Goal of the exercise: Within the records below, find each line with the word "Cược" and copy it out.

[Items from a data source]
↓↓↓

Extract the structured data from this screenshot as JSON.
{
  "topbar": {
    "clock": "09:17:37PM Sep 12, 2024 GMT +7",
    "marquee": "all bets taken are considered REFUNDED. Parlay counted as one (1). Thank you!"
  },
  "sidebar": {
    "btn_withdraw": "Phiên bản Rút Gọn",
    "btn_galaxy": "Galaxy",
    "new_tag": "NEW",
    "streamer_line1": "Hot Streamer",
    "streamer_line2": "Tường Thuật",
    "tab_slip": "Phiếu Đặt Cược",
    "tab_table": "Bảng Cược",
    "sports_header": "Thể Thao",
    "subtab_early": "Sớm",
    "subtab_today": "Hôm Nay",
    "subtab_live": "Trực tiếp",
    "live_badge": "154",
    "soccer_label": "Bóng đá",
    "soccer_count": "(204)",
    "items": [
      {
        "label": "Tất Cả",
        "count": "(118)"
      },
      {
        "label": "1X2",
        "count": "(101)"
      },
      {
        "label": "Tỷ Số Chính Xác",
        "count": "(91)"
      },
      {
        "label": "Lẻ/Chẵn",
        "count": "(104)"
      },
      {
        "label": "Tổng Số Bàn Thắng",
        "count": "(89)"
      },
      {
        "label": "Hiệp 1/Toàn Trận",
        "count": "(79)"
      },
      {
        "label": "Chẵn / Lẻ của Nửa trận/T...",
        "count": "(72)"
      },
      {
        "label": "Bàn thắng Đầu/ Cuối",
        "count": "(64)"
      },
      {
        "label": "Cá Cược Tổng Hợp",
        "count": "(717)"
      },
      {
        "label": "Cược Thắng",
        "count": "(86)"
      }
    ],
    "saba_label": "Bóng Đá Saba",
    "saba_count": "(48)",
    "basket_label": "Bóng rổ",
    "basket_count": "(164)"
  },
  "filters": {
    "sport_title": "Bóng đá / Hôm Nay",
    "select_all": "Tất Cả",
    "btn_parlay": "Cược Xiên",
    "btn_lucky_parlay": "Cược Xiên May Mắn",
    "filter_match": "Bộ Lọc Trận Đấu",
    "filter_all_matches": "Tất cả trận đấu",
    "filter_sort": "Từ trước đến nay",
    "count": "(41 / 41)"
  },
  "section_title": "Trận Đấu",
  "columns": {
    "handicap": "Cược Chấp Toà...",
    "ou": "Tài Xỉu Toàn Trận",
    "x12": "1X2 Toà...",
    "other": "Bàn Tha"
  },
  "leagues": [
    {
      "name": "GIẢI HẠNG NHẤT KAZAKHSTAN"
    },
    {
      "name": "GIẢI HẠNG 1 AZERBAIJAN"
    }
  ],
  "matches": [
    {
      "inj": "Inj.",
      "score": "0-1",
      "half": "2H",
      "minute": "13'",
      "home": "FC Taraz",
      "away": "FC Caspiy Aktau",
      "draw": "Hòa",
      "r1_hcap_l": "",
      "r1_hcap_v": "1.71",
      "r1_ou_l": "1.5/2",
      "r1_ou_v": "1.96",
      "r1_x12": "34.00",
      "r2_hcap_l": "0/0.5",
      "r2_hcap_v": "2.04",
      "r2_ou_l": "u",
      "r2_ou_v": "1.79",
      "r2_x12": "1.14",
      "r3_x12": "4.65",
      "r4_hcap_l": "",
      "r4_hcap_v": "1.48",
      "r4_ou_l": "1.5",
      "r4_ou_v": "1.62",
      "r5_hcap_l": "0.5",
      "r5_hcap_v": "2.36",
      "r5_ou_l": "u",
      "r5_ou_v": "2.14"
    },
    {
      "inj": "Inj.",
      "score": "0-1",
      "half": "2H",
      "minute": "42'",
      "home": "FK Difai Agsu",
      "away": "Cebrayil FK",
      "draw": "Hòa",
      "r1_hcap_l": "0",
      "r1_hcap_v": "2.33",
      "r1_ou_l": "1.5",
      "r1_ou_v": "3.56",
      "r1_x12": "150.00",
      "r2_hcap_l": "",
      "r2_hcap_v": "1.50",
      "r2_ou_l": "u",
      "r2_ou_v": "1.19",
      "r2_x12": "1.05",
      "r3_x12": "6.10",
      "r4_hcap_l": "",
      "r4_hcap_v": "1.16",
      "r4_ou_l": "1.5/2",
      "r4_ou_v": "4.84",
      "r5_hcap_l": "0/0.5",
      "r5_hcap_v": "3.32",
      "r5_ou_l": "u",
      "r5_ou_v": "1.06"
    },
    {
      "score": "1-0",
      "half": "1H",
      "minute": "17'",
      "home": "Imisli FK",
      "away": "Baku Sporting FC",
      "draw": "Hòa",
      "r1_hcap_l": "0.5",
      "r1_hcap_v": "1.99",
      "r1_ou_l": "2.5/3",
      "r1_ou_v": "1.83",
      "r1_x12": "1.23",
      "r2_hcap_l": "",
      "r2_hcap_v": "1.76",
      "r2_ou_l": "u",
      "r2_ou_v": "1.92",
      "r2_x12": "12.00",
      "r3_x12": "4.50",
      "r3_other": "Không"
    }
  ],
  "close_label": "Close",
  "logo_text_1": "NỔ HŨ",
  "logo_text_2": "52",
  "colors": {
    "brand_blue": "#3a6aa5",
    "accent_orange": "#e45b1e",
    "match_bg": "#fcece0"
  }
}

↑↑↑

Solution to this task:
    "tab_slip": "Phiếu Đặt Cược",
    "tab_table": "Bảng Cược",
        "label": "Cá Cược Tổng Hợp",
        "label": "Cược Thắng",
    "btn_parlay": "Cược Xiên",
    "btn_lucky_parlay": "Cược Xiên May Mắn",
    "handicap": "Cược Chấp Toà...",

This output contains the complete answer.